■ Requirement
Pictures aside, return all of the records exactly as they stand.

Data to examine: Begin

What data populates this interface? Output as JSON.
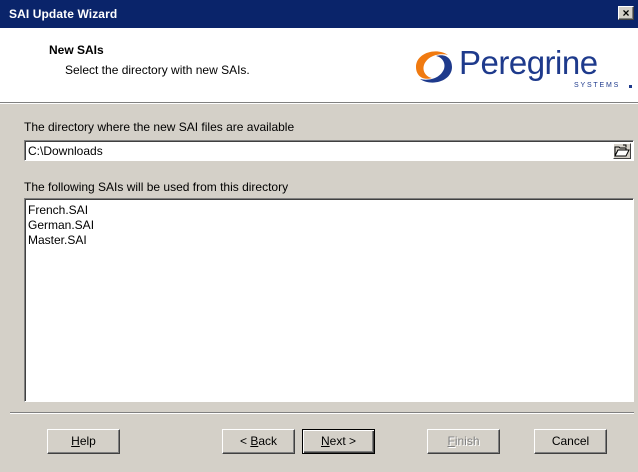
{
  "window": {
    "title": "SAI Update Wizard",
    "close_glyph": "×"
  },
  "header": {
    "title": "New SAIs",
    "subtitle": "Select the directory with new SAIs.",
    "logo_text": "Peregrine",
    "logo_subtext": "SYSTEMS"
  },
  "directory": {
    "label": "The directory where the new SAI files are available",
    "value": "C:\\Downloads"
  },
  "sai_list": {
    "label": "The following SAIs will be used from this directory",
    "items": [
      "French.SAI",
      "German.SAI",
      "Master.SAI"
    ]
  },
  "buttons": {
    "help": {
      "accel": "H",
      "rest": "elp"
    },
    "back": {
      "prefix": "< ",
      "accel": "B",
      "rest": "ack"
    },
    "next": {
      "accel": "N",
      "rest": "ext >"
    },
    "finish": {
      "accel": "F",
      "rest": "inish"
    },
    "cancel": "Cancel"
  },
  "colors": {
    "titlebar": "#0a246a",
    "face": "#d4d0c8",
    "logo": "#1e3a8c",
    "logo_swirl_orange": "#f07a10",
    "logo_swirl_blue": "#1e3a8c"
  },
  "icons": {
    "browse": "folder-open-icon",
    "logo": "peregrine-swirl-icon"
  }
}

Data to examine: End

■ Output of the exercise
What data populates this interface? Output as JSON.
{
  "window": {
    "title": "SAI Update Wizard",
    "close_glyph": "×"
  },
  "header": {
    "title": "New SAIs",
    "subtitle": "Select the directory with new SAIs.",
    "logo_text": "Peregrine",
    "logo_subtext": "SYSTEMS"
  },
  "directory": {
    "label": "The directory where the new SAI files are available",
    "value": "C:\\Downloads"
  },
  "sai_list": {
    "label": "The following SAIs will be used from this directory",
    "items": [
      "French.SAI",
      "German.SAI",
      "Master.SAI"
    ]
  },
  "buttons": {
    "help": {
      "accel": "H",
      "rest": "elp"
    },
    "back": {
      "prefix": "< ",
      "accel": "B",
      "rest": "ack"
    },
    "next": {
      "accel": "N",
      "rest": "ext >"
    },
    "finish": {
      "accel": "F",
      "rest": "inish"
    },
    "cancel": "Cancel"
  },
  "colors": {
    "titlebar": "#0a246a",
    "face": "#d4d0c8",
    "logo": "#1e3a8c",
    "logo_swirl_orange": "#f07a10",
    "logo_swirl_blue": "#1e3a8c"
  },
  "icons": {
    "browse": "folder-open-icon",
    "logo": "peregrine-swirl-icon"
  }
}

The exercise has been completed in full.